The request for what Stoltenberg said was “about a few thousand” more troops reflects the West’s alarm about the worsening security situation in Afghanistan, territorial gains by Taliban militants and military and civilian casualties.
“We are now assessing that request. We will make decisions on the scale and scope of the mission within weeks but this is not about returning back to a combat operation in Afghanistan,” he said after meeting British Prime Minister Theresa May.
NATO already has some 13,450 troops in Afghanistan, including about 6,900 U.S. military personnel, who are training the Afghan armed forces to eventually take over the country’s defence and security and Stoltenberg stressed that any new arrivals would not be in a combat role.
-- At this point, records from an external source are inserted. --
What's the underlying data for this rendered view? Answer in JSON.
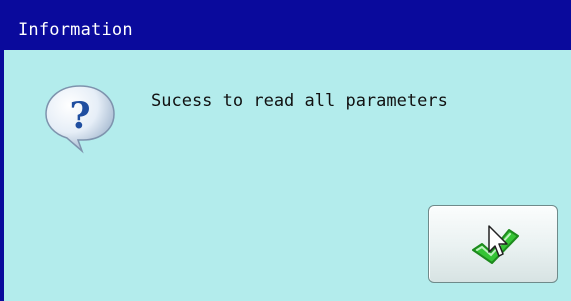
{
  "window": {
    "title": "Information"
  },
  "dialog": {
    "message": "Sucess to read all parameters",
    "icon": "question-bubble-icon",
    "ok_button": {
      "icon": "checkmark-icon"
    }
  },
  "colors": {
    "titlebar": "#0a0a9c",
    "title_text": "#ffffff",
    "body_background": "#b3ecec",
    "checkmark": "#2fbf2f"
  }
}
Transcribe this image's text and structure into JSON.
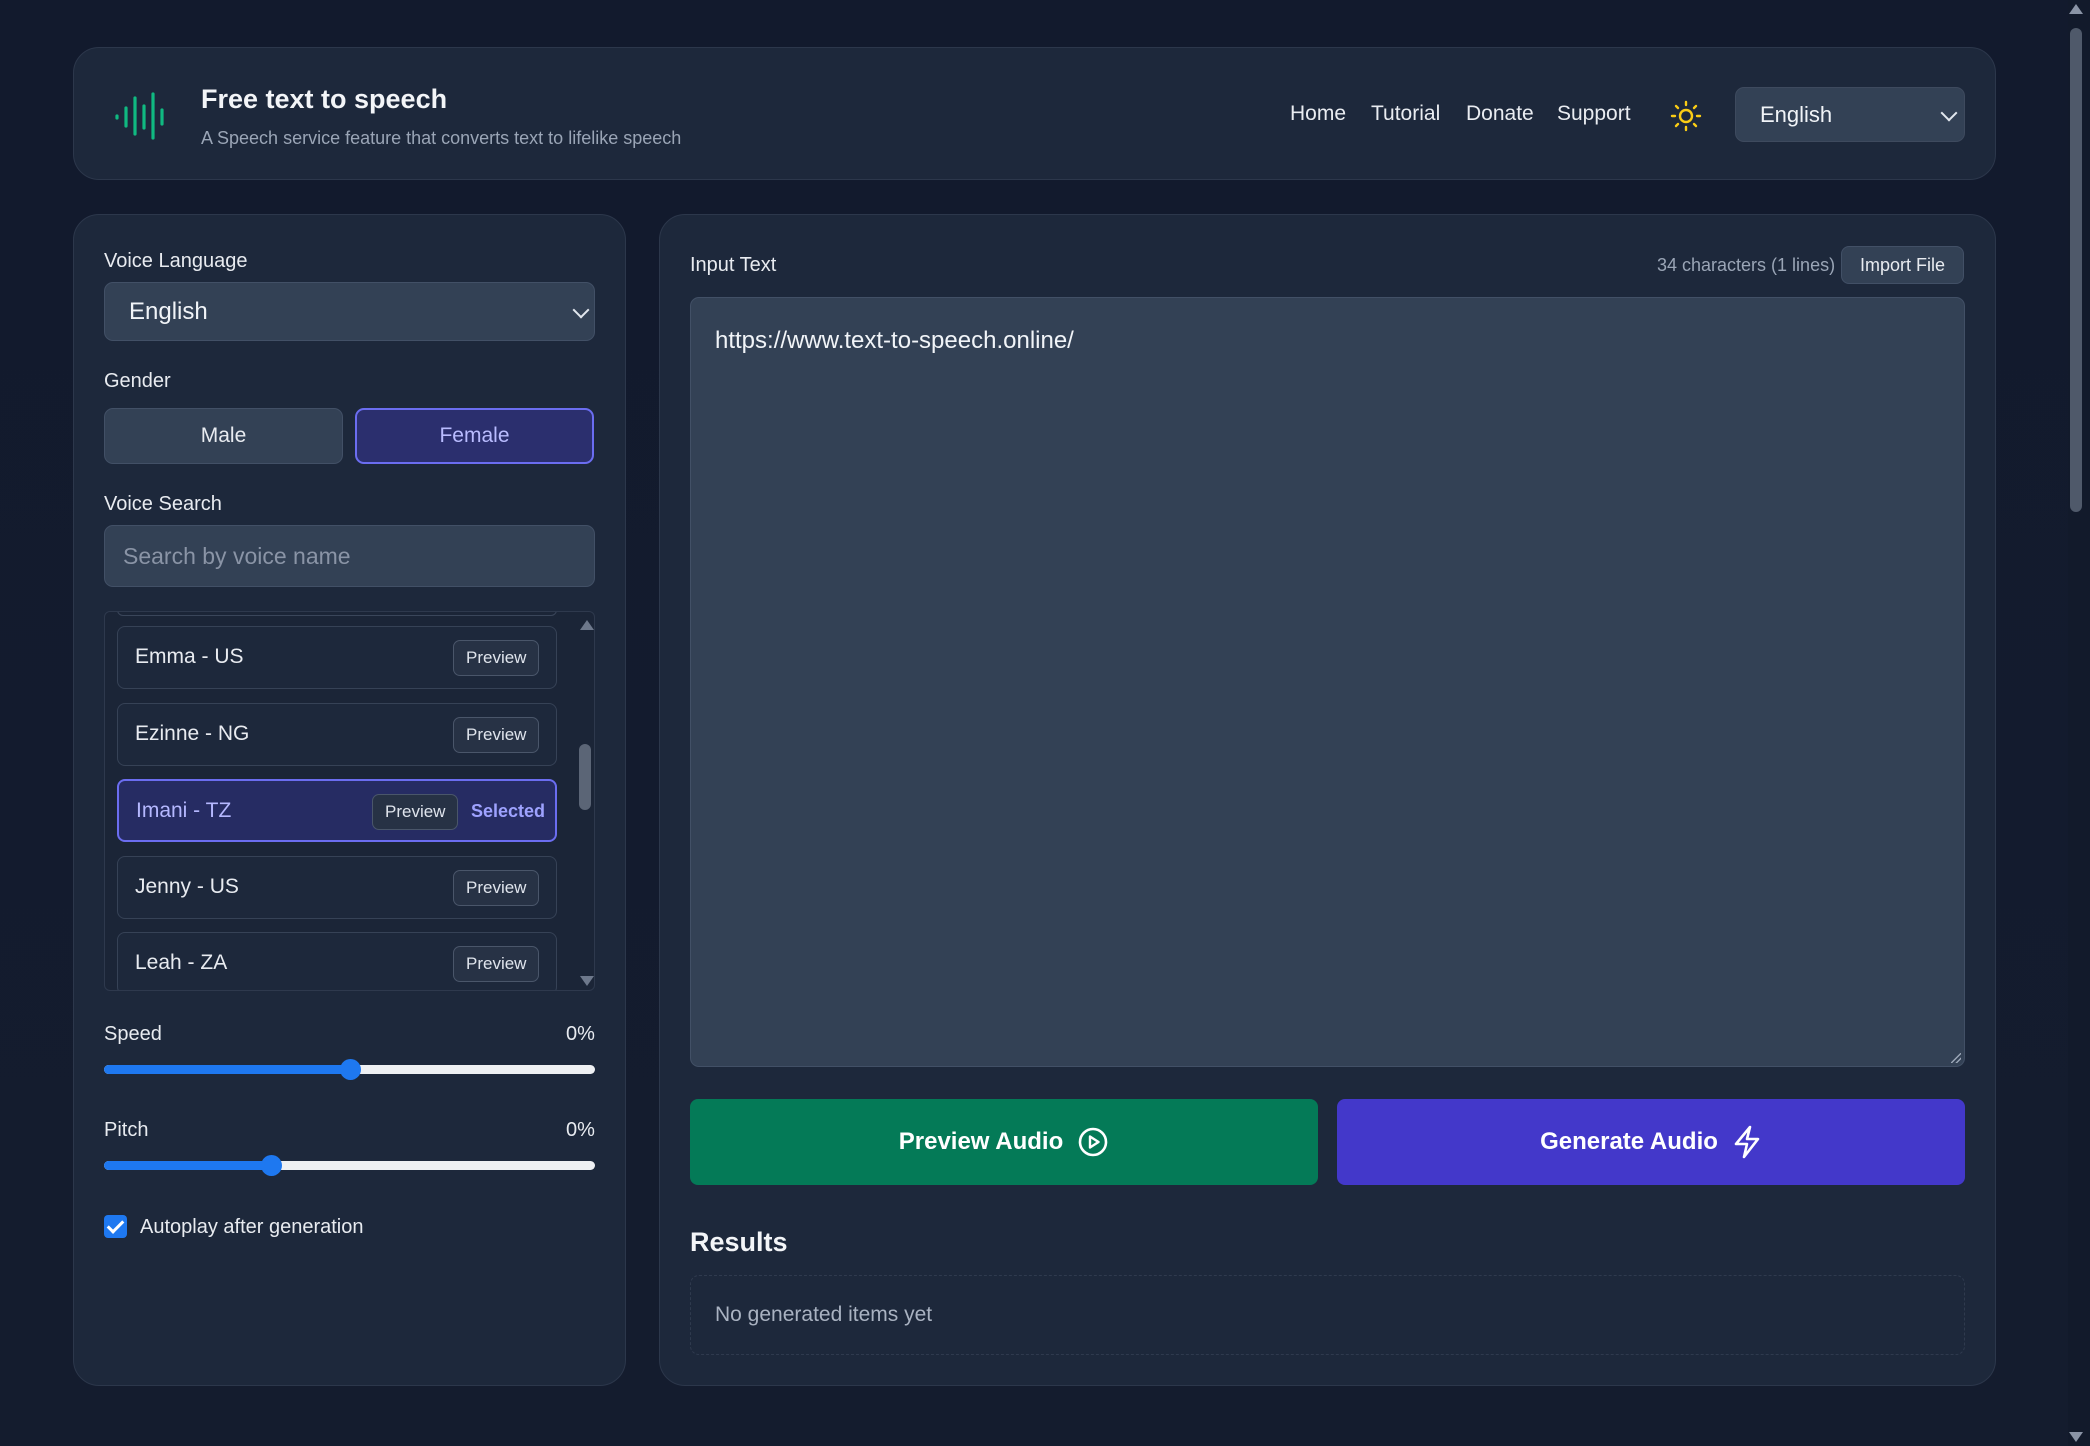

“It will continue to be a train, assist and advise operation,” he added.
A decision could be taken by NATO defence ministers in June, according to an alliance official. The NATO leaders summit in Brussels on May 25 was probably too soon, the official said.
Almost 16 years since the United States tried to topple Afghanistan’s Taliban, who had harboured al Qaeda militants behind attacks on New York and Washington, the West remains entangled in an effort to stabilise a country facing resurgent rebels.
Facing public fatigue at the long-running conflict, the North Atlantic Treaty Organisation has sought to progressively reduce its presence in the country by building up the country’s armed forces, notably creating an Afghan air force.
However, loss of territory to Taliban and Islamic militants, a rise in civilian casualties and a fall in the number of Afghan security forces have led the U.S. administration under President Donald Trump to review Afghanistan policy.
Over the past 18 months, Taliban insurgents have twice succeeded in seizing the northern town centre of Kunduz for brief periods and the latest fighting underscores the challenge Afghan forces face to quell the insurgency.
According to the United Nations, 583,000 people fled their homes due to conflict in 2016, the highest number of displacements since records began in 2008.
U.S. National Security Advisor H.R. McMaster visited Kabul in April to assess the situation, days after the U.S. military dropped one of the largest conventional weapons ever used in combat during an operation against Islamic State militants in eastern Afghanistan.
“I strongly believe that the best answer we have to terrorism, the best weapon against terrorism, is to train local forces to fight terrorism, to stabilise their own country,” Stoltenberg said.
(Additional reporting by Guy Faulconbridge in London and Robin Emmott in Brussels, editing by Stephen Addison, Mike Collett-White and Ken Ferris)